About this exercise — Using the listing below, copy every line that mentions "title".

Material for this exercise —
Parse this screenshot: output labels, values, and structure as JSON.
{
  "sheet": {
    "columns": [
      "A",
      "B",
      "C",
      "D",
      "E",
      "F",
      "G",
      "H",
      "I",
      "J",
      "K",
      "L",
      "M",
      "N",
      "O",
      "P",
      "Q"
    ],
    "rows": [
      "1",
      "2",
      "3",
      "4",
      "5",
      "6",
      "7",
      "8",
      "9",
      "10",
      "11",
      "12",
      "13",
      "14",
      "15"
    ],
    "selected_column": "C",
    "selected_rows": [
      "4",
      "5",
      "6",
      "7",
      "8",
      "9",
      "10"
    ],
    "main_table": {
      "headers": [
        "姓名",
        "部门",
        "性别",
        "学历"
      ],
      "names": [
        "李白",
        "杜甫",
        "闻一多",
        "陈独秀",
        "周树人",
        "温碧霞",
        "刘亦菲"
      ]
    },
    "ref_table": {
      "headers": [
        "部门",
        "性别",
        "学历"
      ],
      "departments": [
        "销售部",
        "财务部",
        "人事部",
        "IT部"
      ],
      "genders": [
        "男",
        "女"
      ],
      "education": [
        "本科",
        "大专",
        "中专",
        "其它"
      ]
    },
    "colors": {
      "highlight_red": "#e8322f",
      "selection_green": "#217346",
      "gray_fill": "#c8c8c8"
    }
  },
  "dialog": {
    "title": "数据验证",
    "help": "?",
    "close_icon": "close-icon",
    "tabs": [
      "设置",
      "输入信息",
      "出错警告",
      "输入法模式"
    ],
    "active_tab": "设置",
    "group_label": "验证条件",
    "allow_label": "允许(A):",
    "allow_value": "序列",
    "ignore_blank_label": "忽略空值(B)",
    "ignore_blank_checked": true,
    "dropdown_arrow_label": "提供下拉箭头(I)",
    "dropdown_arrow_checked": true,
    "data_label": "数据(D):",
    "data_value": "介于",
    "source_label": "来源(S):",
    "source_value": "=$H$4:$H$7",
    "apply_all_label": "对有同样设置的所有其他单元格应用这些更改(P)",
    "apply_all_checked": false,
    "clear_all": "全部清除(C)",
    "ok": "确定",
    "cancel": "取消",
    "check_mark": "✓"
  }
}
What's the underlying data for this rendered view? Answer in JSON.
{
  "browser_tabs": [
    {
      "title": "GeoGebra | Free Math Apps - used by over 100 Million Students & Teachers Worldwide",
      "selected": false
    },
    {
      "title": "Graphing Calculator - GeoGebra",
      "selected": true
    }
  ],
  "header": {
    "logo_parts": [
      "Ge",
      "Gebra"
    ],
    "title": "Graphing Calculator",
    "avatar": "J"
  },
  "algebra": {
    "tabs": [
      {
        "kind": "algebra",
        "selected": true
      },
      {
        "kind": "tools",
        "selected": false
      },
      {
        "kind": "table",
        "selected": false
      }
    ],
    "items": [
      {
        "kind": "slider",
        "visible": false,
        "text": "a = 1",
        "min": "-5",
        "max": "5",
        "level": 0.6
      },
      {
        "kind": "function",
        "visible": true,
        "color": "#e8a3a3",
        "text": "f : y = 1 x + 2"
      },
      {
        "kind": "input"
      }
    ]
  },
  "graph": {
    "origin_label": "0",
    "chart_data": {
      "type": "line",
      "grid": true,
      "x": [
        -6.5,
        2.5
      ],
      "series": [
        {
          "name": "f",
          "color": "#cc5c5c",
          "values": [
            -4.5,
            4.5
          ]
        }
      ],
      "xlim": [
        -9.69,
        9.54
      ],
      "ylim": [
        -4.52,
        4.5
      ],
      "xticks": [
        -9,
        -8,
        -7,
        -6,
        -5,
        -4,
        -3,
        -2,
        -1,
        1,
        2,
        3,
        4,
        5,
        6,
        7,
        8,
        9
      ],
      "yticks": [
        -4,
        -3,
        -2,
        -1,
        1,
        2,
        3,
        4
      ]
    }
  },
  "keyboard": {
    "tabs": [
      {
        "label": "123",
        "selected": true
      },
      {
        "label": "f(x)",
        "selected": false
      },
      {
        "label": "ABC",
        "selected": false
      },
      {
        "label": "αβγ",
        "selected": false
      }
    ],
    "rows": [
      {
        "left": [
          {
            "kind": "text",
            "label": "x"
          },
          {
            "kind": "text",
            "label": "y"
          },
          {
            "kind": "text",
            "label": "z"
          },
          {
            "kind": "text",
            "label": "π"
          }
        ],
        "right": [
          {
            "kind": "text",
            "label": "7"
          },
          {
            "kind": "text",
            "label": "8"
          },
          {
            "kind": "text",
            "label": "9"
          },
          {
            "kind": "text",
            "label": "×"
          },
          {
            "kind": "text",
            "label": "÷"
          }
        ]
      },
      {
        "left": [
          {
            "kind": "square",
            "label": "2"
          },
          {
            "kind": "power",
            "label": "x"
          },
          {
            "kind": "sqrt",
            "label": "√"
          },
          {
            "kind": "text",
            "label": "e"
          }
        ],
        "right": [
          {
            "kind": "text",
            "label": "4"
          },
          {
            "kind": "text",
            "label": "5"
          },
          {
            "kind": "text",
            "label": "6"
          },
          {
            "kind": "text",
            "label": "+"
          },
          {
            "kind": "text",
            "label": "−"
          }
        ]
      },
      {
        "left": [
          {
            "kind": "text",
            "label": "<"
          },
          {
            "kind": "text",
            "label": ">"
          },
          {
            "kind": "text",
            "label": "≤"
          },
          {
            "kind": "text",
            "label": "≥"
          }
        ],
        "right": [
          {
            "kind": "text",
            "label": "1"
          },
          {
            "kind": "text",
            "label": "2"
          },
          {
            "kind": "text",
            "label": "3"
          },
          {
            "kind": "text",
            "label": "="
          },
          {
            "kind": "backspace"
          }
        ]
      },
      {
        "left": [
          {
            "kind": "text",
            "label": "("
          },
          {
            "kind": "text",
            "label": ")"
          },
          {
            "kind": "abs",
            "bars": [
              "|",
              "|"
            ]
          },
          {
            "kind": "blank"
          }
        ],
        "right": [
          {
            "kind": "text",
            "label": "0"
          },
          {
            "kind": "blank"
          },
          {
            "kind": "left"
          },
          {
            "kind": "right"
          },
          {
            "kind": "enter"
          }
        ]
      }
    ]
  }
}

Result —
    "title": "数据验证",
      "title": "GeoGebra | Free Math Apps - used by over 100 Million Students & Teachers Worldwide",
      "title": "Graphing Calculator - GeoGebra",
    "title": "Graphing Calculator",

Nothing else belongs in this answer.